Reasoning: Justice Kennedy delivered the opinion of the Court. He explained the nature of subject-matter jurisdiction under the Constitution, with Article III authorizing but not requiring Congress to confer jurisdiction on federal courts, and Congress having granted jurisdiction less than what is constitutionally permissible. Accordingly, this cases concerns statutory interpretation regarding exactly what jurisdiction Congress conferred. Prior to § 1367, district courts did not have jurisdiction over claims where individual parties failed to satisfy any element required by § 1332. The grant of supplemental jurisdiction expanded the subject matter jurisdiction of federal district courts while maintaining complete diversity requirements and that supplemental claims be part of the same case or controversy. The text of the supplemental jurisdiction statute clearly expanding jurisdiction, but the question before the Court was simple: does supplemental jurisdiction extend to cases in which some but not all parties meet the amount-in-controversy requirement, assuming other jurisdictional requirements are met and the joined claims are part of the same case or controversy? As to that limited question, the Court provided a simple “yes" answer. Under § 1367, when a district court has jurisdiction over a claim, that Court also has jurisdiction over all other claims that are part of the same civil action. The Court rejected the theory that diversity requirements and amount-in-controversy requirements should be treated similarly; to wit, that the presence of a non-diverse party defeats jurisdiction while the presence of a party failing to independently satisfy the amount-in-controversy requirement does not. Here, Justice Kennedy reasoned that the text and history of the statute were clear, and it made little sense to treat amount-in-controversy requirements (designed to ensure that federal courts heard cases that are sufficient substantial) the same as other jurisdictional requirements.
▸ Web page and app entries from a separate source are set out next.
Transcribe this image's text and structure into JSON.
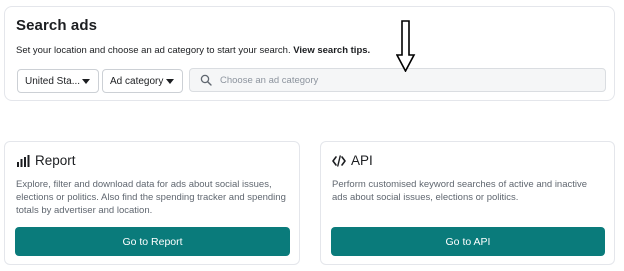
{
  "search": {
    "title": "Search ads",
    "description_prefix": "Set your location and choose an ad category to start your search. ",
    "tips_link": "View search tips.",
    "country_value": "United Sta...",
    "category_value": "Ad category",
    "placeholder": "Choose an ad category"
  },
  "report": {
    "title": "Report",
    "description": "Explore, filter and download data for ads about social issues, elections or politics. Also find the spending tracker and spending totals by advertiser and location.",
    "button": "Go to Report",
    "icon": "bar-chart-icon"
  },
  "api": {
    "title": "API",
    "description": "Perform customised keyword searches of active and inactive ads about social issues, elections or politics.",
    "button": "Go to API",
    "icon": "code-icon"
  },
  "colors": {
    "button_bg": "#0a7b7b",
    "text_primary": "#1c1e21",
    "text_secondary": "#606770"
  }
}
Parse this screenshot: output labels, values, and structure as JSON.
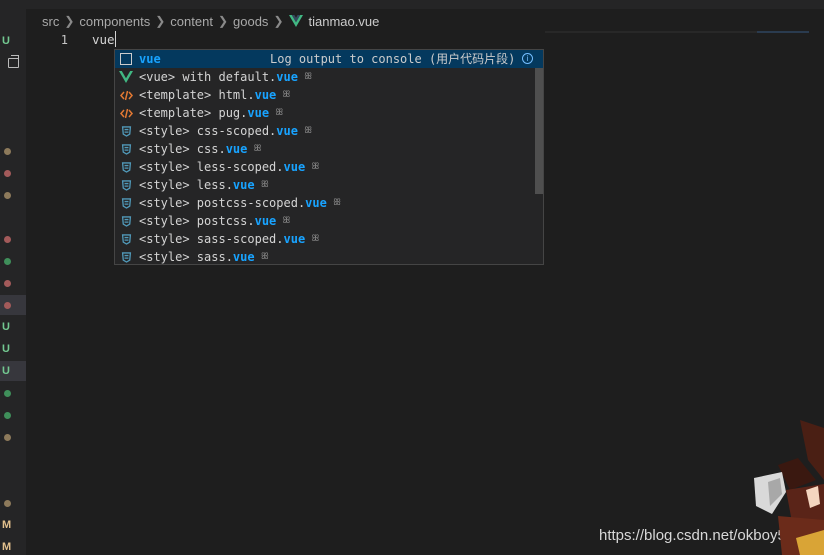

Finally, Justice Kennedy pointed out that the Court need not consider the legislative history or subsequent Congressional action, as the text of the statute itself provided a sufficiently clear answer.
Dissent: Justice Stevens dissented and filed an opinion, joined by Justice Breyer. Justice Stevens argued that the statutory language was ambiguous, and that legislative history would have aided the Court in reaching a better-informed judgment regarding Congressional intent. He also pointed out that Justice Ginsburg had persuasively argued exactly that point. Justice Ginsburg dissented, joined in her opinion by Justices Stevens, O’Connor, and Breyer. In her lengthy opinion, Justice Ginsburg argued that the expansion of supplemental jurisdiction was prompted by a single case, designed to clarify district court jurisdiction over federal questions. Carefully examining the legislative history of the relevant portion of the statute, the dissenters concluded that a more narrow reading was preferable to the analysis of the majority. After a detailed analysis of ancillary and pendant jurisdiction, the historical precursors to supplemental jurisdiction, Justice Ginsburg concluded that the ambiguities of the statute as enacted should be read to preserve continuity and precedent, in so far as that construction is possible. In applying that standard, she concluded that Congress did not intended, nor did the language they adopted enact, an expansive grant of additional jurisdiction such that joined parties should no longer have to independently meet ALL requirements of diversity jurisdiction, including the individual consideration of the amount-in-controversy requirement.
Conclusion: The majority concluded that the statutory language was sufficient clear to justify their interpretation, enabling federal courts to hear claims of all parties in a single diversity case so long as at least one party satisfies the amount-in-controversy requirement.